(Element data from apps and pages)
▬▬▬▬▬▬▬▬▬▬

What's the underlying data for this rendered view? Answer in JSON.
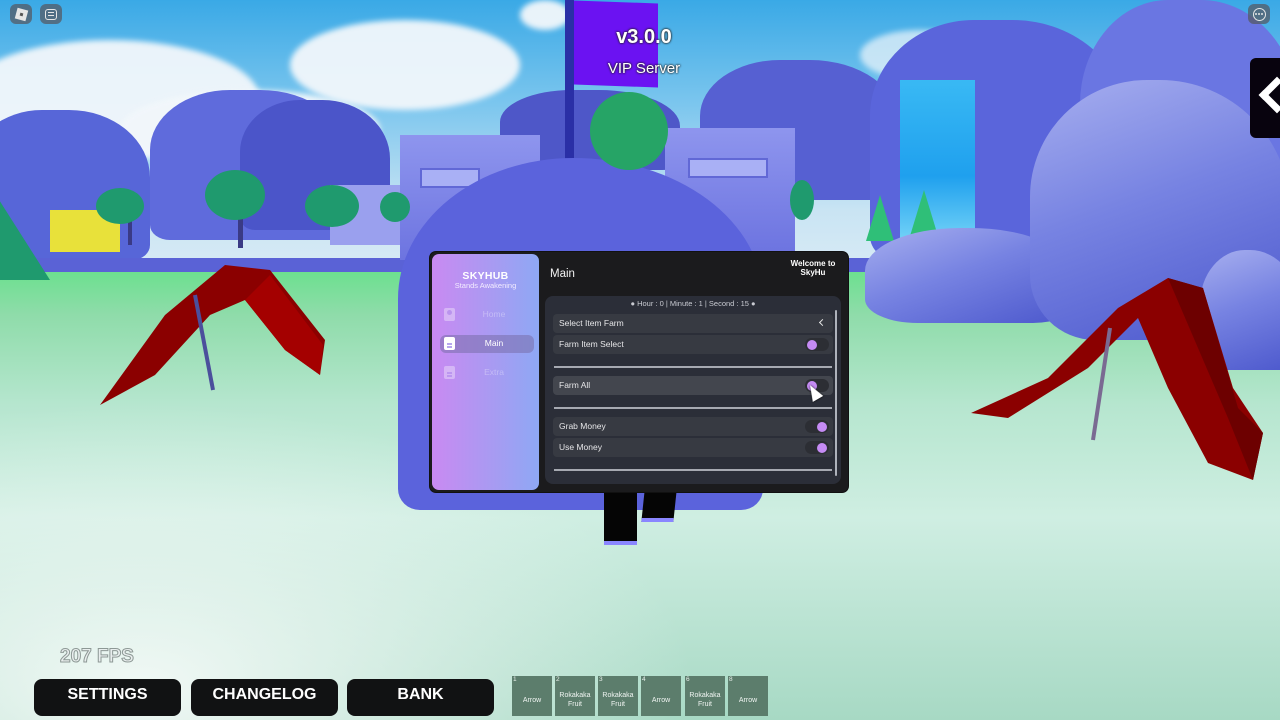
{
  "topbar": {
    "left_icons": [
      "roblox-menu-icon",
      "chat-icon"
    ],
    "right_icons": [
      "more-options-icon"
    ]
  },
  "overlay": {
    "version": "v3.0.0",
    "server_type": "VIP Server"
  },
  "side_tab": {
    "icon": "chevron-left-icon"
  },
  "hub": {
    "brand": "SKYHUB",
    "subtitle": "Stands Awakening",
    "nav": [
      {
        "label": "Home",
        "icon": "user-icon",
        "active": false
      },
      {
        "label": "Main",
        "icon": "document-icon",
        "active": true
      },
      {
        "label": "Extra",
        "icon": "document-icon",
        "active": false
      }
    ],
    "page_title": "Main",
    "welcome": "Welcome to SkyHu",
    "timer": "Hour : 0 | Minute : 1 | Second : 15",
    "rows": [
      {
        "label": "Select Item Farm",
        "type": "dropdown",
        "icon": "chevron-left-icon"
      },
      {
        "label": "Farm Item Select",
        "type": "toggle",
        "state": "off"
      },
      {
        "label": "Farm All",
        "type": "toggle",
        "state": "off"
      },
      {
        "label": "Grab Money",
        "type": "toggle",
        "state": "on"
      },
      {
        "label": "Use Money",
        "type": "toggle",
        "state": "on"
      }
    ],
    "accent_color": "#c58bf4"
  },
  "hud": {
    "fps": "207 FPS",
    "buttons": [
      "SETTINGS",
      "CHANGELOG",
      "BANK"
    ],
    "hotbar": [
      {
        "slot": "1",
        "item": "Arrow"
      },
      {
        "slot": "2",
        "item": "Rokakaka Fruit"
      },
      {
        "slot": "3",
        "item": "Rokakaka Fruit"
      },
      {
        "slot": "4",
        "item": "Arrow"
      },
      {
        "slot": "6",
        "item": "Rokakaka Fruit"
      },
      {
        "slot": "8",
        "item": "Arrow"
      }
    ]
  }
}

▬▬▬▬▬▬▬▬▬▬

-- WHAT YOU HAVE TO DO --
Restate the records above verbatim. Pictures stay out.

-- PROBLEM SOLUTION --
What's the underlying data for this rendered view? Answer in JSON.
{
  "topbar": {
    "left_icons": [
      "roblox-menu-icon",
      "chat-icon"
    ],
    "right_icons": [
      "more-options-icon"
    ]
  },
  "overlay": {
    "version": "v3.0.0",
    "server_type": "VIP Server"
  },
  "side_tab": {
    "icon": "chevron-left-icon"
  },
  "hub": {
    "brand": "SKYHUB",
    "subtitle": "Stands Awakening",
    "nav": [
      {
        "label": "Home",
        "icon": "user-icon",
        "active": false
      },
      {
        "label": "Main",
        "icon": "document-icon",
        "active": true
      },
      {
        "label": "Extra",
        "icon": "document-icon",
        "active": false
      }
    ],
    "page_title": "Main",
    "welcome": "Welcome to SkyHu",
    "timer": "Hour : 0 | Minute : 1 | Second : 15",
    "rows": [
      {
        "label": "Select Item Farm",
        "type": "dropdown",
        "icon": "chevron-left-icon"
      },
      {
        "label": "Farm Item Select",
        "type": "toggle",
        "state": "off"
      },
      {
        "label": "Farm All",
        "type": "toggle",
        "state": "off"
      },
      {
        "label": "Grab Money",
        "type": "toggle",
        "state": "on"
      },
      {
        "label": "Use Money",
        "type": "toggle",
        "state": "on"
      }
    ],
    "accent_color": "#c58bf4"
  },
  "hud": {
    "fps": "207 FPS",
    "buttons": [
      "SETTINGS",
      "CHANGELOG",
      "BANK"
    ],
    "hotbar": [
      {
        "slot": "1",
        "item": "Arrow"
      },
      {
        "slot": "2",
        "item": "Rokakaka Fruit"
      },
      {
        "slot": "3",
        "item": "Rokakaka Fruit"
      },
      {
        "slot": "4",
        "item": "Arrow"
      },
      {
        "slot": "6",
        "item": "Rokakaka Fruit"
      },
      {
        "slot": "8",
        "item": "Arrow"
      }
    ]
  }
}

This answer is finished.